• _Your task_
Every line below should be repeated exactly.

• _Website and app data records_
☆ ☆ ☆ ☆
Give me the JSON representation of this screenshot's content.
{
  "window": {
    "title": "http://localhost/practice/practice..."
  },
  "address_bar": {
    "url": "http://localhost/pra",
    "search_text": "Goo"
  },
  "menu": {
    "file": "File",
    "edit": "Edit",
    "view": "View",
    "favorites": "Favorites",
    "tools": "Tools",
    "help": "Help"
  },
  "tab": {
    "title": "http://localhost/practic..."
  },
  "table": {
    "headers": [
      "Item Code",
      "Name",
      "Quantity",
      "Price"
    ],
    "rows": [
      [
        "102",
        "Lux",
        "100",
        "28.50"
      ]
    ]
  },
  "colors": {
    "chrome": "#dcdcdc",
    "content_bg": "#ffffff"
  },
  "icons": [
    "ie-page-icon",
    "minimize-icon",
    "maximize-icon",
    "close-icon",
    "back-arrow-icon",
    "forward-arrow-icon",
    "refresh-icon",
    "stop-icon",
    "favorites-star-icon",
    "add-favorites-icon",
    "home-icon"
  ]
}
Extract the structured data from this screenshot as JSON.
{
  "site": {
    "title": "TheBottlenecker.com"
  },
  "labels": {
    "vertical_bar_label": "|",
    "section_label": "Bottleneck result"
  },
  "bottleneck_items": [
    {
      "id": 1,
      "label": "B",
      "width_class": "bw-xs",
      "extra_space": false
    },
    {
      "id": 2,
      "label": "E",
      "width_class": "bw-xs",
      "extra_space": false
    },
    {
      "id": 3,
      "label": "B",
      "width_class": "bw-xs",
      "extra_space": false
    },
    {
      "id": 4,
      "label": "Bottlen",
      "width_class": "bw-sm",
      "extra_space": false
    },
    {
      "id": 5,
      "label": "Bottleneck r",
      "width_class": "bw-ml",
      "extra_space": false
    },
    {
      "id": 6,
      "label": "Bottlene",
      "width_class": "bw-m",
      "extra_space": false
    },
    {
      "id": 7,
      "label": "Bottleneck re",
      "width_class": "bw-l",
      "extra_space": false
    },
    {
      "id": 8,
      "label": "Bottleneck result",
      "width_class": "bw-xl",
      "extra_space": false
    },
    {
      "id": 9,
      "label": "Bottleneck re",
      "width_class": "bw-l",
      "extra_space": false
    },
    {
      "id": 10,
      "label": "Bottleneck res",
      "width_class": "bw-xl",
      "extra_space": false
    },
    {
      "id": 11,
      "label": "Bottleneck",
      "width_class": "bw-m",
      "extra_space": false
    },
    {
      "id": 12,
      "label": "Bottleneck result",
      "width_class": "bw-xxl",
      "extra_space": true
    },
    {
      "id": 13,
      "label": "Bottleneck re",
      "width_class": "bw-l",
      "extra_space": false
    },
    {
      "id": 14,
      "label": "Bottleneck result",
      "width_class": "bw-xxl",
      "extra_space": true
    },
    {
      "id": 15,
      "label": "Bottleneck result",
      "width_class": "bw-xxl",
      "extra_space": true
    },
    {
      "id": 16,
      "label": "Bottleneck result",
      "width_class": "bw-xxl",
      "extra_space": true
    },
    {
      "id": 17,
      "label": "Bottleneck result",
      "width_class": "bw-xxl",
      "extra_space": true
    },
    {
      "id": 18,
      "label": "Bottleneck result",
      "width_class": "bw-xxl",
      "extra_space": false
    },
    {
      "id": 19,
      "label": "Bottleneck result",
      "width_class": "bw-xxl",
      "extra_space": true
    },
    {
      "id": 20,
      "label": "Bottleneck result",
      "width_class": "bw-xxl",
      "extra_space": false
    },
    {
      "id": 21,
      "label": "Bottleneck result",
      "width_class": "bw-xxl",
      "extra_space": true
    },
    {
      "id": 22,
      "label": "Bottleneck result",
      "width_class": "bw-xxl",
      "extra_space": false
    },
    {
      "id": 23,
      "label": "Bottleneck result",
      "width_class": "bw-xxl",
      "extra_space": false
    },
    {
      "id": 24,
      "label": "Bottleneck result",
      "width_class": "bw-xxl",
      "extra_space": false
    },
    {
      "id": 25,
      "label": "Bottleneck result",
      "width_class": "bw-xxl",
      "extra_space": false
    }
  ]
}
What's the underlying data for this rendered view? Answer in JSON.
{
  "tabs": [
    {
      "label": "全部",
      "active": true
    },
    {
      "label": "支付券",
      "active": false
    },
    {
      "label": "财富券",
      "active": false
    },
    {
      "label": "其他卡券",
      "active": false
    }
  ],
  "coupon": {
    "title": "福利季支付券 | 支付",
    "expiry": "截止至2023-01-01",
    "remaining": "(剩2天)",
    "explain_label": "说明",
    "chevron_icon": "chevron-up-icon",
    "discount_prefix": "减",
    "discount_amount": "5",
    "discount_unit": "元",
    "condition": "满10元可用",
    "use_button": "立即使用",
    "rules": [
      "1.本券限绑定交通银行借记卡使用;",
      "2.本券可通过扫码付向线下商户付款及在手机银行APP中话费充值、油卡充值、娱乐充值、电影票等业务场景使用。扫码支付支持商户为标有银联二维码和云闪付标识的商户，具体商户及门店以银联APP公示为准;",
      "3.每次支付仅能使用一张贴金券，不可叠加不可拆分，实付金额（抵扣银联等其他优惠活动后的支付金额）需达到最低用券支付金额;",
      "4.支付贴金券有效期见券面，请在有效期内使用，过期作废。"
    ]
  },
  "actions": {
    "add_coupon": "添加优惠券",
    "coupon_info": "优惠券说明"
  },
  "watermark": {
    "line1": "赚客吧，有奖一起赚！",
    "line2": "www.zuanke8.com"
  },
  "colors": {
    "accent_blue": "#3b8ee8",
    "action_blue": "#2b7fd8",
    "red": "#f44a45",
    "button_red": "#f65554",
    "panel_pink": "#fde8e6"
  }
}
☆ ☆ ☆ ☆
• _Response area_
Give me the JSON representation of this screenshot's content.
{
  "window": {
    "title": "http://localhost/practice/practice..."
  },
  "address_bar": {
    "url": "http://localhost/pra",
    "search_text": "Goo"
  },
  "menu": {
    "file": "File",
    "edit": "Edit",
    "view": "View",
    "favorites": "Favorites",
    "tools": "Tools",
    "help": "Help"
  },
  "tab": {
    "title": "http://localhost/practic..."
  },
  "table": {
    "headers": [
      "Item Code",
      "Name",
      "Quantity",
      "Price"
    ],
    "rows": [
      [
        "102",
        "Lux",
        "100",
        "28.50"
      ]
    ]
  },
  "colors": {
    "chrome": "#dcdcdc",
    "content_bg": "#ffffff"
  },
  "icons": [
    "ie-page-icon",
    "minimize-icon",
    "maximize-icon",
    "close-icon",
    "back-arrow-icon",
    "forward-arrow-icon",
    "refresh-icon",
    "stop-icon",
    "favorites-star-icon",
    "add-favorites-icon",
    "home-icon"
  ]
}
Extract the structured data from this screenshot as JSON.
{
  "site": {
    "title": "TheBottlenecker.com"
  },
  "labels": {
    "vertical_bar_label": "|",
    "section_label": "Bottleneck result"
  },
  "bottleneck_items": [
    {
      "id": 1,
      "label": "B",
      "width_class": "bw-xs",
      "extra_space": false
    },
    {
      "id": 2,
      "label": "E",
      "width_class": "bw-xs",
      "extra_space": false
    },
    {
      "id": 3,
      "label": "B",
      "width_class": "bw-xs",
      "extra_space": false
    },
    {
      "id": 4,
      "label": "Bottlen",
      "width_class": "bw-sm",
      "extra_space": false
    },
    {
      "id": 5,
      "label": "Bottleneck r",
      "width_class": "bw-ml",
      "extra_space": false
    },
    {
      "id": 6,
      "label": "Bottlene",
      "width_class": "bw-m",
      "extra_space": false
    },
    {
      "id": 7,
      "label": "Bottleneck re",
      "width_class": "bw-l",
      "extra_space": false
    },
    {
      "id": 8,
      "label": "Bottleneck result",
      "width_class": "bw-xl",
      "extra_space": false
    },
    {
      "id": 9,
      "label": "Bottleneck re",
      "width_class": "bw-l",
      "extra_space": false
    },
    {
      "id": 10,
      "label": "Bottleneck res",
      "width_class": "bw-xl",
      "extra_space": false
    },
    {
      "id": 11,
      "label": "Bottleneck",
      "width_class": "bw-m",
      "extra_space": false
    },
    {
      "id": 12,
      "label": "Bottleneck result",
      "width_class": "bw-xxl",
      "extra_space": true
    },
    {
      "id": 13,
      "label": "Bottleneck re",
      "width_class": "bw-l",
      "extra_space": false
    },
    {
      "id": 14,
      "label": "Bottleneck result",
      "width_class": "bw-xxl",
      "extra_space": true
    },
    {
      "id": 15,
      "label": "Bottleneck result",
      "width_class": "bw-xxl",
      "extra_space": true
    },
    {
      "id": 16,
      "label": "Bottleneck result",
      "width_class": "bw-xxl",
      "extra_space": true
    },
    {
      "id": 17,
      "label": "Bottleneck result",
      "width_class": "bw-xxl",
      "extra_space": true
    },
    {
      "id": 18,
      "label": "Bottleneck result",
      "width_class": "bw-xxl",
      "extra_space": false
    },
    {
      "id": 19,
      "label": "Bottleneck result",
      "width_class": "bw-xxl",
      "extra_space": true
    },
    {
      "id": 20,
      "label": "Bottleneck result",
      "width_class": "bw-xxl",
      "extra_space": false
    },
    {
      "id": 21,
      "label": "Bottleneck result",
      "width_class": "bw-xxl",
      "extra_space": true
    },
    {
      "id": 22,
      "label": "Bottleneck result",
      "width_class": "bw-xxl",
      "extra_space": false
    },
    {
      "id": 23,
      "label": "Bottleneck result",
      "width_class": "bw-xxl",
      "extra_space": false
    },
    {
      "id": 24,
      "label": "Bottleneck result",
      "width_class": "bw-xxl",
      "extra_space": false
    },
    {
      "id": 25,
      "label": "Bottleneck result",
      "width_class": "bw-xxl",
      "extra_space": false
    }
  ]
}
What's the underlying data for this rendered view? Answer in JSON.
{
  "tabs": [
    {
      "label": "全部",
      "active": true
    },
    {
      "label": "支付券",
      "active": false
    },
    {
      "label": "财富券",
      "active": false
    },
    {
      "label": "其他卡券",
      "active": false
    }
  ],
  "coupon": {
    "title": "福利季支付券 | 支付",
    "expiry": "截止至2023-01-01",
    "remaining": "(剩2天)",
    "explain_label": "说明",
    "chevron_icon": "chevron-up-icon",
    "discount_prefix": "减",
    "discount_amount": "5",
    "discount_unit": "元",
    "condition": "满10元可用",
    "use_button": "立即使用",
    "rules": [
      "1.本券限绑定交通银行借记卡使用;",
      "2.本券可通过扫码付向线下商户付款及在手机银行APP中话费充值、油卡充值、娱乐充值、电影票等业务场景使用。扫码支付支持商户为标有银联二维码和云闪付标识的商户，具体商户及门店以银联APP公示为准;",
      "3.每次支付仅能使用一张贴金券，不可叠加不可拆分，实付金额（抵扣银联等其他优惠活动后的支付金额）需达到最低用券支付金额;",
      "4.支付贴金券有效期见券面，请在有效期内使用，过期作废。"
    ]
  },
  "actions": {
    "add_coupon": "添加优惠券",
    "coupon_info": "优惠券说明"
  },
  "watermark": {
    "line1": "赚客吧，有奖一起赚！",
    "line2": "www.zuanke8.com"
  },
  "colors": {
    "accent_blue": "#3b8ee8",
    "action_blue": "#2b7fd8",
    "red": "#f44a45",
    "button_red": "#f65554",
    "panel_pink": "#fde8e6"
  }
}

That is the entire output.